How can you develop an opinion about an issue if you don’t know anything about the topic?
Don’t just believe what someone else tells you or copy another person’s opinion. Do your own research and learn about the issue. When you have enough factual information from credible primary and secondary sources, it’s time to create an opinion.
If you want to be a STEAM City Kid, research is required for ALL 3rd – 6th grade student submissions. We do not accept student articles or projects without at least 1 primary source and 2 secondary sources. CLICK HERE to learn why we promote research and #FactsFirst. Then, help us promote the #FactsFirst movement!
If you know a lot about a subject, kids and adults look up to you because you are a bank of knowledge. That’s why knowledge is so powerful. When you are well informed, you can persuade others to believe in something, teach people how to made a difference and inspire a world to listen to you what you have to say!
RESEARCH TIP – Ask Questions so you have your #FactsFirst!
As you are searching for primary and secondary sources, ask yourself the following questions:
1. Who is the author?
2. What company/organization published this information?
3. Where did they get their facts? (#FactsFirst – Fact check it!)
4. Why was this written? (Was it to inform, entertain or persuade?)
5. When was this written?
6. How does the author FEEL about this issue? (Ask your teacher what “having a bias” means and how it may effect someone’s writing.)
This video is from the Minnesota Historical Society.
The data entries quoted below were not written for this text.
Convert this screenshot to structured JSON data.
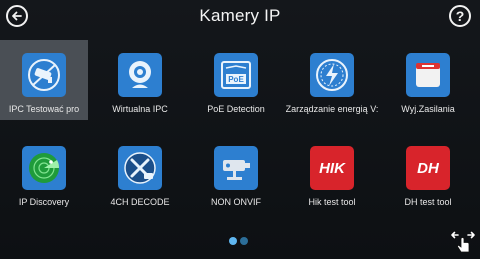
{
  "header": {
    "title": "Kamery IP",
    "back_icon": "arrow-left-icon",
    "help_icon": "question-mark-icon",
    "help_glyph": "?"
  },
  "apps": [
    {
      "label": "IPC Testować pro",
      "icon": "camera-test-icon",
      "selected": true
    },
    {
      "label": "Wirtualna IPC",
      "icon": "webcam-icon",
      "selected": false
    },
    {
      "label": "PoE Detection",
      "icon": "poe-icon",
      "icon_text": "PoE",
      "selected": false
    },
    {
      "label": "Zarządzanie energią V:",
      "icon": "energy-management-icon",
      "selected": false
    },
    {
      "label": "Wyj.Zasilania",
      "icon": "power-switch-icon",
      "selected": false
    },
    {
      "label": "IP Discovery",
      "icon": "radar-icon",
      "selected": false
    },
    {
      "label": "4CH DECODE",
      "icon": "decode-tools-icon",
      "selected": false
    },
    {
      "label": "NON ONVIF",
      "icon": "cctv-camera-icon",
      "selected": false
    },
    {
      "label": "Hik test tool",
      "icon": "hik-logo-icon",
      "icon_text": "HIK",
      "selected": false
    },
    {
      "label": "DH test tool",
      "icon": "dh-logo-icon",
      "icon_text": "DH",
      "selected": false
    }
  ],
  "pagination": {
    "total": 2,
    "current": 1
  },
  "colors": {
    "background": "#0f1216",
    "icon_blue": "#2d7fd0",
    "selected_tile": "#4a4f55",
    "hik_red": "#d8242b"
  }
}
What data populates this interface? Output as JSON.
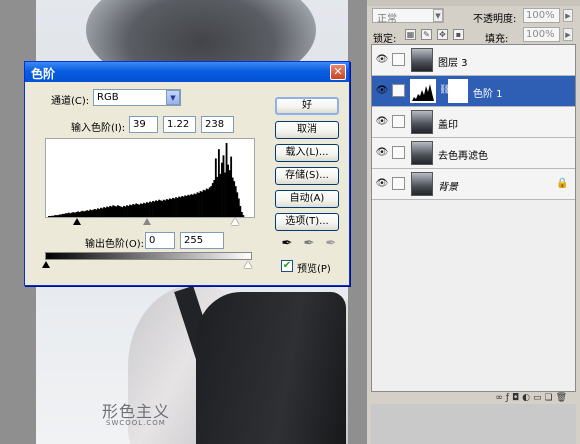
{
  "watermark": {
    "text": "形色主义",
    "sub": "SWCOOL.COM"
  },
  "dialog": {
    "title": "色阶",
    "close_glyph": "✕",
    "channel_label": "通道(C):",
    "channel_value": "RGB",
    "input_label": "输入色阶(I):",
    "input_black": "39",
    "input_gamma": "1.22",
    "input_white": "238",
    "output_label": "输出色阶(O):",
    "output_black": "0",
    "output_white": "255",
    "buttons": {
      "ok": "好",
      "cancel": "取消",
      "load": "载入(L)...",
      "save": "存储(S)...",
      "auto": "自动(A)",
      "options": "选项(T)..."
    },
    "preview_label": "预览(P)",
    "preview_checked": true
  },
  "layers_panel": {
    "blend_mode": "正常",
    "opacity_label": "不透明度:",
    "opacity_value": "100%",
    "lock_label": "锁定:",
    "fill_label": "填充:",
    "fill_value": "100%",
    "layers": [
      {
        "name": "图层 3",
        "selected": false,
        "italic": false
      },
      {
        "name": "色阶 1",
        "selected": true,
        "italic": false
      },
      {
        "name": "盖印",
        "selected": false,
        "italic": false
      },
      {
        "name": "去色再滤色",
        "selected": false,
        "italic": false
      },
      {
        "name": "背景",
        "selected": false,
        "italic": true
      }
    ],
    "bottom_icons": [
      "link-icon",
      "fx-icon",
      "mask-icon",
      "adjustment-icon",
      "folder-icon",
      "new-layer-icon",
      "trash-icon"
    ]
  },
  "histogram": {
    "bins": [
      1,
      1,
      2,
      2,
      3,
      3,
      3,
      4,
      4,
      5,
      5,
      6,
      6,
      7,
      6,
      7,
      8,
      7,
      8,
      9,
      8,
      9,
      10,
      9,
      10,
      11,
      10,
      12,
      11,
      12,
      13,
      12,
      14,
      13,
      15,
      14,
      16,
      15,
      17,
      16,
      18,
      17,
      19,
      18,
      17,
      19,
      18,
      17,
      16,
      18,
      17,
      19,
      18,
      20,
      19,
      21,
      20,
      22,
      21,
      20,
      22,
      21,
      23,
      22,
      24,
      23,
      25,
      24,
      26,
      25,
      27,
      26,
      28,
      27,
      26,
      28,
      27,
      29,
      28,
      30,
      29,
      31,
      30,
      32,
      31,
      33,
      32,
      34,
      33,
      35,
      34,
      36,
      35,
      37,
      36,
      38,
      37,
      40,
      39,
      42,
      41,
      44,
      43,
      46,
      45,
      48,
      50,
      55,
      60,
      95,
      65,
      110,
      70,
      88,
      100,
      72,
      120,
      85,
      76,
      98,
      64,
      58,
      50,
      40,
      30,
      18,
      8,
      3
    ]
  }
}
Watch this video anytime you are confused about how to label your sources. It gives great examples and describes primary vs. secondary sources PERFECTLY!
This is a recorded speech, so it’s a primary resource. You can add a quote from the 16 year old speaker if you are writing about Global Warming. Even if you are working on a theme for a different month, watch this video. It has an awesome message!